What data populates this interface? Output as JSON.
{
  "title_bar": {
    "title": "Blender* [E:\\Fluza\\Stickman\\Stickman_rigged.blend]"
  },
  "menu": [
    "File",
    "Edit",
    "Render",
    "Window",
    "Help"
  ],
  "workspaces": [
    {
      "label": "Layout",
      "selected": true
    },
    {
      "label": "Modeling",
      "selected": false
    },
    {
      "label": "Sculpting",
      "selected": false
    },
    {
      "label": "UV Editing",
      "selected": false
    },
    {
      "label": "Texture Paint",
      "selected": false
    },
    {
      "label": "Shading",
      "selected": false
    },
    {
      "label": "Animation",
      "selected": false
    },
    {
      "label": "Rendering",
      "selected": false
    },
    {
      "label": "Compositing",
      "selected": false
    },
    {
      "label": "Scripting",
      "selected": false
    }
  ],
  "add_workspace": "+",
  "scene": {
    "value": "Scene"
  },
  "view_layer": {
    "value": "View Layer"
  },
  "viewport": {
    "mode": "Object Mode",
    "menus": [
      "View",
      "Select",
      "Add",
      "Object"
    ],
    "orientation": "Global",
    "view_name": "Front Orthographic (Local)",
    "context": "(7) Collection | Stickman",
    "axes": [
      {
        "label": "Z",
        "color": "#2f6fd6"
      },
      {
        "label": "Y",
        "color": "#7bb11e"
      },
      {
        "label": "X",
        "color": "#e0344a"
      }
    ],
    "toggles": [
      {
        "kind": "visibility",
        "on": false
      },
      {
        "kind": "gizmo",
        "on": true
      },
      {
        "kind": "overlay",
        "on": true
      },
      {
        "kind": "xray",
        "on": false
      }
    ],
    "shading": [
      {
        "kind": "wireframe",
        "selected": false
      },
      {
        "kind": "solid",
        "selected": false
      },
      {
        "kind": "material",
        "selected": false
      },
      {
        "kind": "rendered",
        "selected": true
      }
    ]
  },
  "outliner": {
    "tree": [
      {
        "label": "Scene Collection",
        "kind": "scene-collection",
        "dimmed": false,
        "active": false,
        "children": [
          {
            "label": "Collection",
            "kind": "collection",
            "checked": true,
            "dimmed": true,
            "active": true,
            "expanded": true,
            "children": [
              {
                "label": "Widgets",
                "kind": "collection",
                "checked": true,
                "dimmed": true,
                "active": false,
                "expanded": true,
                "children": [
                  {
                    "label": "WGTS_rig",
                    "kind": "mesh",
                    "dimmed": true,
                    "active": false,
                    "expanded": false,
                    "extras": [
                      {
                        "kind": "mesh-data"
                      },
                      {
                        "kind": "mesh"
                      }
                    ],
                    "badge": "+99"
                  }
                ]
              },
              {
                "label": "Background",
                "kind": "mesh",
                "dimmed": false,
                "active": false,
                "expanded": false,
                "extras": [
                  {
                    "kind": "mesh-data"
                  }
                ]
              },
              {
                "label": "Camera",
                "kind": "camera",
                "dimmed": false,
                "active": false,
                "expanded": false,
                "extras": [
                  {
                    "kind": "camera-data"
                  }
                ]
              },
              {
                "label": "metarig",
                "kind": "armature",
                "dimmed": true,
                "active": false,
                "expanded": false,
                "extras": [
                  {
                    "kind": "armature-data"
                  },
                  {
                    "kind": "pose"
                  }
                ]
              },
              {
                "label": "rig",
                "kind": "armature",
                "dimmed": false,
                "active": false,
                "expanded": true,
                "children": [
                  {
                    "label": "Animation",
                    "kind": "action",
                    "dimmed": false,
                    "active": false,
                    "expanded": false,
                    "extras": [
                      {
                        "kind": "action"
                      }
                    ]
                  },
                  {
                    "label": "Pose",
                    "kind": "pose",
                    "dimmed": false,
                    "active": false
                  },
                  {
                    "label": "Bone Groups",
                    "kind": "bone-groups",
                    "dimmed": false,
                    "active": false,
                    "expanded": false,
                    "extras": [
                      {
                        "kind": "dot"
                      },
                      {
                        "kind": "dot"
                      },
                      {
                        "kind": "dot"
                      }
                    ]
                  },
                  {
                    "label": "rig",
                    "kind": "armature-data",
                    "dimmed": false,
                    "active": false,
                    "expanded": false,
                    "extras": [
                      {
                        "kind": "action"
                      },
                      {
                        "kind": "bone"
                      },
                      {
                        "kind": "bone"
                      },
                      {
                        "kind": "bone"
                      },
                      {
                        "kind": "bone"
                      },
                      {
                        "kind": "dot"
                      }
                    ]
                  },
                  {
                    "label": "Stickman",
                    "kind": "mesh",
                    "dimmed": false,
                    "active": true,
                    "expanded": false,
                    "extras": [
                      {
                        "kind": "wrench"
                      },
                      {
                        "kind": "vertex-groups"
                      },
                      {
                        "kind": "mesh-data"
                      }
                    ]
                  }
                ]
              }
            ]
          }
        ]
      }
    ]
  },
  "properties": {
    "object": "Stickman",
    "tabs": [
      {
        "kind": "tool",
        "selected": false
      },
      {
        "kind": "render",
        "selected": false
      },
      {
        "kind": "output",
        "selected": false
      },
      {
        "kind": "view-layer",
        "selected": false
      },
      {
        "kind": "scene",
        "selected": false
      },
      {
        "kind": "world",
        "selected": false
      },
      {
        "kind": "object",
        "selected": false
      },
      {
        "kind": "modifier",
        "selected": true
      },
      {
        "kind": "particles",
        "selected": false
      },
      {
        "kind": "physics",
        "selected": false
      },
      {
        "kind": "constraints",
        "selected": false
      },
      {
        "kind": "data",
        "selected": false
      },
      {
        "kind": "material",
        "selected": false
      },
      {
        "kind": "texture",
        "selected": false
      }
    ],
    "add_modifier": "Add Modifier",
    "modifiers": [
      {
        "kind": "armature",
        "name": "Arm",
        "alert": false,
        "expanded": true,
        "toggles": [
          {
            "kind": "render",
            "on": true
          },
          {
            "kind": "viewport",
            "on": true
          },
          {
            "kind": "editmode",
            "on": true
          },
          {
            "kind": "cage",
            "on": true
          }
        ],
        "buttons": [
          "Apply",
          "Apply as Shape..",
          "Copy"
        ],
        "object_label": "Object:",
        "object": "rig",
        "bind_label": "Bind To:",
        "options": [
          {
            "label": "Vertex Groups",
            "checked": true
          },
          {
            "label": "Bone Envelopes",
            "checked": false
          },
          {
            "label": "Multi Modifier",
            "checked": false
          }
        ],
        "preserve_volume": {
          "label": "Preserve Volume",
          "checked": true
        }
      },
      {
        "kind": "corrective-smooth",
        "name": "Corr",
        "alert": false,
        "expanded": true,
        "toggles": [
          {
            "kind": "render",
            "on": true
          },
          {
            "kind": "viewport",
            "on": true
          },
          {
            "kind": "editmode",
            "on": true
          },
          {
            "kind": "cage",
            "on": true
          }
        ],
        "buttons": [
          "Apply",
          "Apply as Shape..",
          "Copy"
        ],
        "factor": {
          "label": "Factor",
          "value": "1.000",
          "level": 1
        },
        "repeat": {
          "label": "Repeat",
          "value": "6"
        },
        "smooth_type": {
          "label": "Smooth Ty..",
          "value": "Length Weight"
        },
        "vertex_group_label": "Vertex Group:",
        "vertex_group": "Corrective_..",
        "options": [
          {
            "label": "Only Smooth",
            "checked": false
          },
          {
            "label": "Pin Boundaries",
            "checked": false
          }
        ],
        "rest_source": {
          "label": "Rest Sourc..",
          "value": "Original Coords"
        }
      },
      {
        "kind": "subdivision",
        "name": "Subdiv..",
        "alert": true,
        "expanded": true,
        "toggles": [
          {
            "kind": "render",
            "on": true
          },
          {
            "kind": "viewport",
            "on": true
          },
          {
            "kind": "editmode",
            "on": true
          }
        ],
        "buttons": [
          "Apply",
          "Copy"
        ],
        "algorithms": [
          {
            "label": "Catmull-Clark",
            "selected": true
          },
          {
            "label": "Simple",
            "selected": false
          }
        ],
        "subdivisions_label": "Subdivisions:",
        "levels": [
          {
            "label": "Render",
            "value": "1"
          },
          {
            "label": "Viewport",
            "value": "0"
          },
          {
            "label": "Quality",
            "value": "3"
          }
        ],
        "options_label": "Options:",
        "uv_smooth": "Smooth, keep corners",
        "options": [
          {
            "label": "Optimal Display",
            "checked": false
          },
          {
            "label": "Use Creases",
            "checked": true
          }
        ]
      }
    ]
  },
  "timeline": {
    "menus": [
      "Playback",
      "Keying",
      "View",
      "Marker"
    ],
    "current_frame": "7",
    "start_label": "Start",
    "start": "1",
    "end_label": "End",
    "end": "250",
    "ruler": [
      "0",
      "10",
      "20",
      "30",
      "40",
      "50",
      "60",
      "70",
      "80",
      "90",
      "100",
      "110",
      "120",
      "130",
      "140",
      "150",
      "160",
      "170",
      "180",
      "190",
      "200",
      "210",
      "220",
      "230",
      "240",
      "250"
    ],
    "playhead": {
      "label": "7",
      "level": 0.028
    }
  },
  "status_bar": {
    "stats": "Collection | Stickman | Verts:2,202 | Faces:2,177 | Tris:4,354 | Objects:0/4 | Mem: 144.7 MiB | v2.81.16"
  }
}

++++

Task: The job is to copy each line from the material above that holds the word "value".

Answer area:
    "value": "Scene"
    "value": "View Layer"
          "value": "1.000",
          "value": "6"
          "value": "Length Weight"
          "value": "Original Coords"
            "value": "1"
            "value": "0"
            "value": "3"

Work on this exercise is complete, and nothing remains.